“It takes nine years before even half of new arrivals have any kind of job. There are primary schools where the majority don't make it into high school. Gang crime is spreading: 279 shootings already this year, 124 injured and 38 dead,” Kristersson continued, highlighting some of the issues linked to social segregation.
Sweden offers free language lessons to all new arrivals under the SFI (Swedish for Immigrants) programme, but many English-speaking foreigners find it easy to live in the country without the language, especially in bigger cities. Swedes are frequently ranked among the best non-native English speakers worldwide and people in for example Sweden's growing tech sector are likely to find themselves in an English-speaking workplace, as several startups have told The Local.
Kristersson's speech also touched on the #MeToo movement to highlight sexual harassment, and the enormous response it has had in Sweden. Kristersson said he was “appalled but not surprised” by the allegations which were brought to light and have sent shockwaves through a country frequently lauded as one of the world's most gender-equal.
The Moderates will present their planned measures to tackle sexual harassment, the party leader said, adding that he had spoken about the #MeToo campaign with his three teenage daughters and encouraging other parents to speak to their children about it.

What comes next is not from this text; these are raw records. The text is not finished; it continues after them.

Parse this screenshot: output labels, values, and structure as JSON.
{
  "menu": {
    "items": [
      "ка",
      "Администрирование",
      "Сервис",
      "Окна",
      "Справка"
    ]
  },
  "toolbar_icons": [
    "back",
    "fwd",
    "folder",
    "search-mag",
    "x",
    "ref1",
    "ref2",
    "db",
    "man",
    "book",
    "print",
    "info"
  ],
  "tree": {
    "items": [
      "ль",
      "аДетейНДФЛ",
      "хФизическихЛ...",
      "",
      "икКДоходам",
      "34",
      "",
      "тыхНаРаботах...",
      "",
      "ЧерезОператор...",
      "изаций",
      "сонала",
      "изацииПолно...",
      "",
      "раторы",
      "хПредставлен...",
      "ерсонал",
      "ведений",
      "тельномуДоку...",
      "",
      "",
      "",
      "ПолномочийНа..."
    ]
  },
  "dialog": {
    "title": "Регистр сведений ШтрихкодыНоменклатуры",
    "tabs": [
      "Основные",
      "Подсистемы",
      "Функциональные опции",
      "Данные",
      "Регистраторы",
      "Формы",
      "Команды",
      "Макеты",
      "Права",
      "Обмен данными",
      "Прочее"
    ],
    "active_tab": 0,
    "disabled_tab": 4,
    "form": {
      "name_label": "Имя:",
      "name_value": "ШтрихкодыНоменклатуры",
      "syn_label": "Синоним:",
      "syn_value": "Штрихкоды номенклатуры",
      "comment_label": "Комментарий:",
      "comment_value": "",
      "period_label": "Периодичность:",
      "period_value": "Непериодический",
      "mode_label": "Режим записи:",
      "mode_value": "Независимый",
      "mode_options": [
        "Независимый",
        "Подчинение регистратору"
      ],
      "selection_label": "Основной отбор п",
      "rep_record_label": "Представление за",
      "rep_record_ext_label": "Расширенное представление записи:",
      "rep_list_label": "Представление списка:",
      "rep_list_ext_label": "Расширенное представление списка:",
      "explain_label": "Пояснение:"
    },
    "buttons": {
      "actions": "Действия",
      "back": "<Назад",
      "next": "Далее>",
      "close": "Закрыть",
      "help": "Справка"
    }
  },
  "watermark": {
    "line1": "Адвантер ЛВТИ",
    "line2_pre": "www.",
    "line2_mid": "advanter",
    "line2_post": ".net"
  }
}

And he spoke about anti-Semitism in light of the recent attacks against Jews in Sweden. Kristersson said that it was important to condemn all hate crimes equally strongly, whether committed by “native Nazis” or “immigrants from the Middle East”.
“I'm disheartened that so many find it easy to condemn the one, but so hard to use plain language about the other,” he said.